AppleInsider may earn an affiliate commission on purchases made through links on our site.
Until a bug in iOS 12.1 or later is fixed, an exploit allows a FaceTime Video caller to hear the audio, and potentially see video, from the recipient's iPhone without the call even being picked up.
First spotted on social media, the procedure to induce the bug is fairly simple. The caller starts a FaceTime video call with a contact, then while the call is "ringing," they add themselves to the call as a third party by tapping Add Person and entering their own phone number.
If properly executed, a Group FaceTime call is started and the original recipient's audio begins to stream before the call is accepted.
While AppleInsider has duplicated the bug on an iPhone X, iPhone XR, iPhone XS Max, it does not seem to cross over to a Mac accepting a call from an iPhone with Handoff. That said, the recipient iPhone's audio is still sent to the caller. The audio is not bi-directional, and streams from the recipient to the caller only.
Obviously, this does not allow anybody to listen in on any other iPhone surreptitiously, as the call still has to be made in the first place. The recipient's phone will indicate that there is an incoming FaceTime call. Some users, like The Verge's Dieter Bohn, have seen camera access enabled when interacting with an iPhone's power button to dismiss a call, though AppleInsider was unable to confirm.
Until Apple specifically addresses the issue, the safest course is to assume that any incoming FaceTime call is being listened in on by the caller.
Those concerned can disable FaceTime by navigating to Settings > FaceTime and toggling the FaceTime button to the off position.
AppleInsider has reached out to Apple about the issue.

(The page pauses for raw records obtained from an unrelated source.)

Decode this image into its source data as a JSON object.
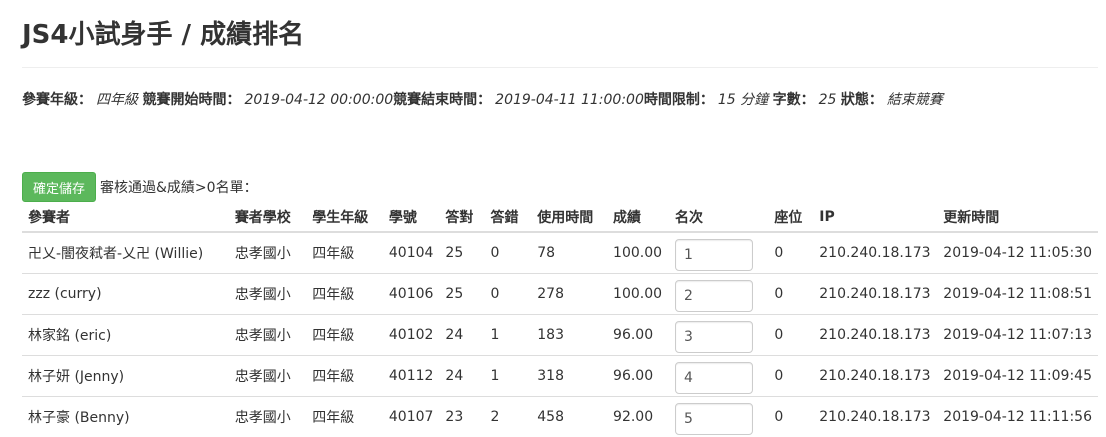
{
  "page": {
    "title": "JS4小試身手 / 成績排名"
  },
  "info": {
    "grade_label": "參賽年級：",
    "grade_value": "四年級",
    "start_label": "競賽開始時間：",
    "start_value": "2019-04-12 00:00:00",
    "end_label": "競賽結束時間：",
    "end_value": "2019-04-11 11:00:00",
    "limit_label": "時間限制：",
    "limit_value": "15 分鐘",
    "words_label": "字數：",
    "words_value": "25",
    "status_label": "狀態：",
    "status_value": "結束競賽"
  },
  "toolbar": {
    "save_label": "確定儲存",
    "note": "審核通過&成績>0名單："
  },
  "table": {
    "headers": [
      "參賽者",
      "賽者學校",
      "學生年級",
      "學號",
      "答對",
      "答錯",
      "使用時間",
      "成績",
      "名次",
      "座位",
      "IP",
      "更新時間"
    ],
    "rows": [
      {
        "name": "卍乂-闇夜弒者-乂卍 (Willie)",
        "school": "忠孝國小",
        "grade": "四年級",
        "student_id": "40104",
        "correct": "25",
        "wrong": "0",
        "time_used": "78",
        "score": "100.00",
        "rank": "1",
        "seat": "0",
        "ip": "210.240.18.173",
        "updated": "2019-04-12 11:05:30"
      },
      {
        "name": "zzz (curry)",
        "school": "忠孝國小",
        "grade": "四年級",
        "student_id": "40106",
        "correct": "25",
        "wrong": "0",
        "time_used": "278",
        "score": "100.00",
        "rank": "2",
        "seat": "0",
        "ip": "210.240.18.173",
        "updated": "2019-04-12 11:08:51"
      },
      {
        "name": "林家銘 (eric)",
        "school": "忠孝國小",
        "grade": "四年級",
        "student_id": "40102",
        "correct": "24",
        "wrong": "1",
        "time_used": "183",
        "score": "96.00",
        "rank": "3",
        "seat": "0",
        "ip": "210.240.18.173",
        "updated": "2019-04-12 11:07:13"
      },
      {
        "name": "林子妍 (Jenny)",
        "school": "忠孝國小",
        "grade": "四年級",
        "student_id": "40112",
        "correct": "24",
        "wrong": "1",
        "time_used": "318",
        "score": "96.00",
        "rank": "4",
        "seat": "0",
        "ip": "210.240.18.173",
        "updated": "2019-04-12 11:09:45"
      },
      {
        "name": "林子豪 (Benny)",
        "school": "忠孝國小",
        "grade": "四年級",
        "student_id": "40107",
        "correct": "23",
        "wrong": "2",
        "time_used": "458",
        "score": "92.00",
        "rank": "5",
        "seat": "0",
        "ip": "210.240.18.173",
        "updated": "2019-04-12 11:11:56"
      }
    ]
  },
  "colors": {
    "save_button": "#5cb85c",
    "border": "#dddddd"
  }
}
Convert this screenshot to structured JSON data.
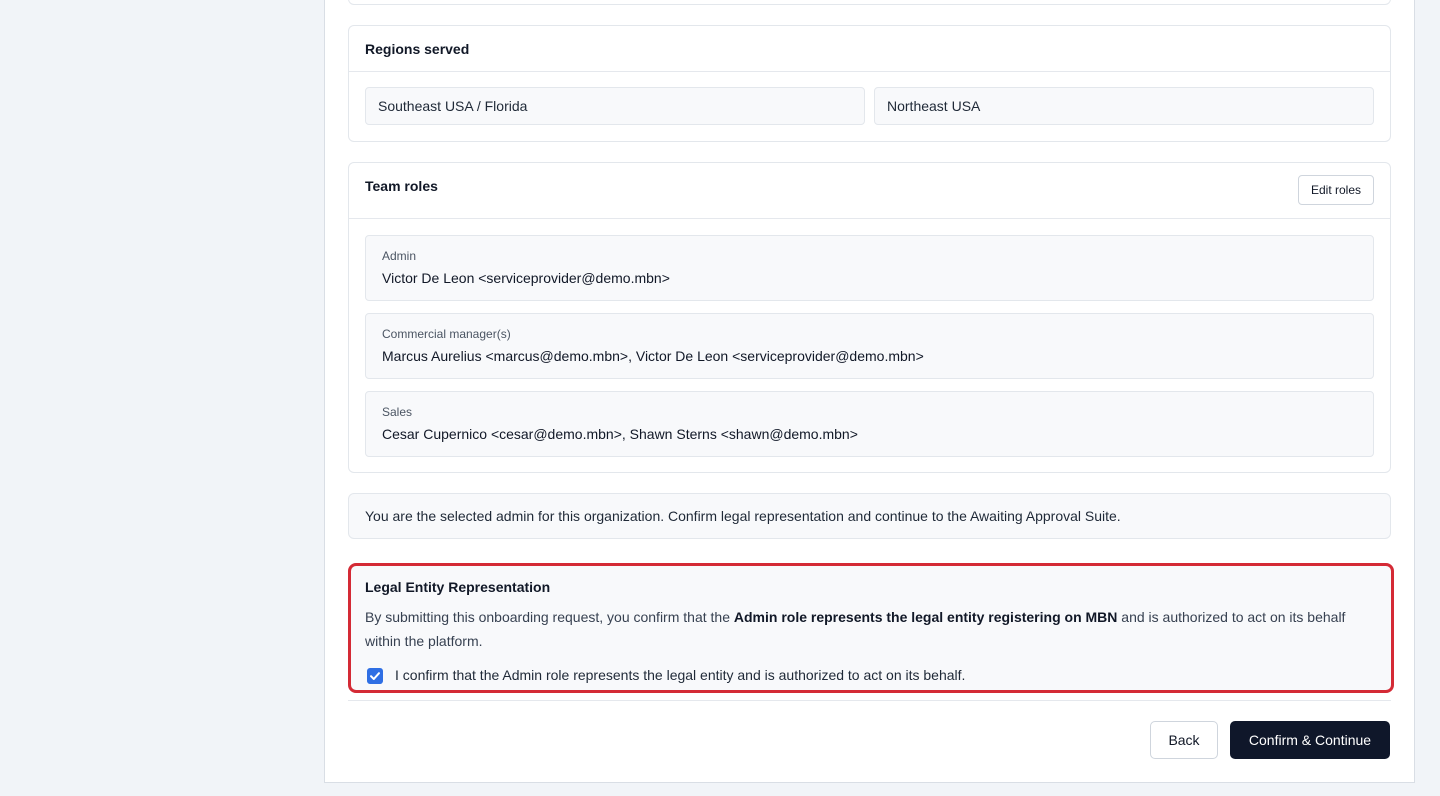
{
  "regions": {
    "title": "Regions served",
    "items": [
      "Southeast USA / Florida",
      "Northeast USA"
    ]
  },
  "team_roles": {
    "title": "Team roles",
    "edit_label": "Edit roles",
    "roles": [
      {
        "label": "Admin",
        "value": "Victor De Leon <serviceprovider@demo.mbn>"
      },
      {
        "label": "Commercial manager(s)",
        "value": "Marcus Aurelius <marcus@demo.mbn>, Victor De Leon <serviceprovider@demo.mbn>"
      },
      {
        "label": "Sales",
        "value": "Cesar Cupernico <cesar@demo.mbn>, Shawn Sterns <shawn@demo.mbn>"
      }
    ]
  },
  "info_message": "You are the selected admin for this organization. Confirm legal representation and continue to the Awaiting Approval Suite.",
  "legal": {
    "title": "Legal Entity Representation",
    "text_before": "By submitting this onboarding request, you confirm that the ",
    "text_bold": "Admin role represents the legal entity registering on MBN",
    "text_after": " and is authorized to act on its behalf within the platform.",
    "checkbox_checked": true,
    "checkbox_label": "I confirm that the Admin role represents the legal entity and is authorized to act on its behalf.",
    "border_color": "#d42a35"
  },
  "actions": {
    "back_label": "Back",
    "confirm_label": "Confirm & Continue"
  },
  "colors": {
    "primary_button": "#0f172a",
    "checkbox": "#2f6fe4",
    "page_background": "#f1f4f8"
  }
}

Update: Apple in a statement to BuzzFeed confirmed it is aware of the issue and has "identified a fix that will be released in a software update later this week."